Differences in prevalence of pre-existing morbidity between injured and non-injured populations
C.M. Cameron, D.M. Purdie, E.V. Kliewer, & R.J. McClure
To identify and examine differences in pre-existing morbidity between injured and non-injured population-based cohorts.
Administrative health data from Manitoba, Canada, were used to select a population-based cohort of injured people and a sample of non-injured people matched on age, gender, Aboriginal status and geographical location of residence at the date of injury. All individuals aged 18–64 years who had been hospitalized between 1988 and 1991 for injury ( International Classification of Diseases, Ninth Edition, Clinical Modification (ICD-9-CM) code 800–995) ( n = 21 032), were identified from the Manitoba discharge database. The matched non-injured comparison group comprised individuals randomly selected 1:1 from the Manitoba population registry. Morbidity data for the 12 months prior to the date of the injury were obtained by linking the two cohorts with all hospital discharge records and physician claims.
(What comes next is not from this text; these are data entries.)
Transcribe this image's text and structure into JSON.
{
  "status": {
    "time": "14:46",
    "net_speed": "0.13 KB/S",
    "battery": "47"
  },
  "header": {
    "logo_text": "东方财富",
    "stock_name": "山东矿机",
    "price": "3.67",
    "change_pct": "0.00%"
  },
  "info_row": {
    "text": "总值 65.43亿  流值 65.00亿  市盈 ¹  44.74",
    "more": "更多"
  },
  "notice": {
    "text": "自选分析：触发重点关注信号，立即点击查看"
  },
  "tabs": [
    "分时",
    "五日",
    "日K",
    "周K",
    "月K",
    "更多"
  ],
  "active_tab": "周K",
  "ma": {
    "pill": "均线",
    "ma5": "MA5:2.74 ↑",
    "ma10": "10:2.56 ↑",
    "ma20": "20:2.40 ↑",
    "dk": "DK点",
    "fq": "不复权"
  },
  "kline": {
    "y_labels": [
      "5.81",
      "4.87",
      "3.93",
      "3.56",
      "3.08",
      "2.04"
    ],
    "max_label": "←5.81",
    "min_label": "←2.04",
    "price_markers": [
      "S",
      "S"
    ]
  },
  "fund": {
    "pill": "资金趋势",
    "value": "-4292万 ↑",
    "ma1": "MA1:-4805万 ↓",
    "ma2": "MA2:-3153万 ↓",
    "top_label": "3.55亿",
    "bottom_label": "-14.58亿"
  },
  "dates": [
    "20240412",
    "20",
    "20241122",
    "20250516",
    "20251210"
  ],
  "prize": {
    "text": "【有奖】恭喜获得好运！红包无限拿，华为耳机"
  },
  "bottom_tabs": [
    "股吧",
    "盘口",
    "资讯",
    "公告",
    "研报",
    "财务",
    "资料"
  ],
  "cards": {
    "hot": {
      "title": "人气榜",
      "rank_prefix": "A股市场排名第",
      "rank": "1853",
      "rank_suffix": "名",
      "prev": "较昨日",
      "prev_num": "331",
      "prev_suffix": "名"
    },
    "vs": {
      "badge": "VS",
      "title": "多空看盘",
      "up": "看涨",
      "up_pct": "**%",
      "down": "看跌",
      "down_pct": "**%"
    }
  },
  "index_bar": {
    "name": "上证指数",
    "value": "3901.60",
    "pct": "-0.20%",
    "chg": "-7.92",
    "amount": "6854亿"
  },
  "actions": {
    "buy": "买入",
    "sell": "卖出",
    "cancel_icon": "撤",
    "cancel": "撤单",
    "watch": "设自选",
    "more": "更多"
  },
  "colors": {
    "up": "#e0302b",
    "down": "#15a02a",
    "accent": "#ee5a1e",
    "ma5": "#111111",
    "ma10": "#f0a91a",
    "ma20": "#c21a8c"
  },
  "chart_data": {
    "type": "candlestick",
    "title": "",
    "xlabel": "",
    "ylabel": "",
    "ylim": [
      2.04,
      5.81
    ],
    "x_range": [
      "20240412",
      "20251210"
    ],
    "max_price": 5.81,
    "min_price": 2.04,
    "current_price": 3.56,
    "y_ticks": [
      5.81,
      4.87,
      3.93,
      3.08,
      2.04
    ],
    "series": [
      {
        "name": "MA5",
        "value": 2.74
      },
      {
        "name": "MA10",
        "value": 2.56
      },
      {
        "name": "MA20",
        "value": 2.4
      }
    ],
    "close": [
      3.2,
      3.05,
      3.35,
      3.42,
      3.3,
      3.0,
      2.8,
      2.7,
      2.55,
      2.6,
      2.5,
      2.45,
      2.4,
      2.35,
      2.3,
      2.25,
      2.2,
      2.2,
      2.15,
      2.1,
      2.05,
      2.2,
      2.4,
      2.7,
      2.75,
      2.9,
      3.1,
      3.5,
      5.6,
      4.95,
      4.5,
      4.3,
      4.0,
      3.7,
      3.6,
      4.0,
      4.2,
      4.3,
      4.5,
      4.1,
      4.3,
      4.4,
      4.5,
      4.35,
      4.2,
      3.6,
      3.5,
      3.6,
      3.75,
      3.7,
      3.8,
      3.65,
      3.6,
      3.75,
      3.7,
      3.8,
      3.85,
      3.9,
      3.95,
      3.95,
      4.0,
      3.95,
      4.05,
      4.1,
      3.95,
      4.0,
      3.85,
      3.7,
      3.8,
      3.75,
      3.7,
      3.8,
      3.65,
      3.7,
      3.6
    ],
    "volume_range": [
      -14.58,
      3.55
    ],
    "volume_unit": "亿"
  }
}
Compared to the non-injured group, injured people had higher Charlson Comorbidity Index scores, 1.9 times higher rates of hospital admissions and 1.7 times higher rates of physician claims in the year prior to the injury. Injured people had a rate of admissions to hospital for a mental health disorder 9.3 times higher, and physician claims for a mental health disorder 3.5 times higher, than that of non-injured people. These differences were all statistically significant ( P < 0.001).
Injured people were shown to differ from the general non-injured population in terms of pre-existing morbidity. Existing population estimates of the attributable burden of injury that are obtained by extrapolating from observed outcomes in samples of injured cases may overestimate the magnitude of the problem.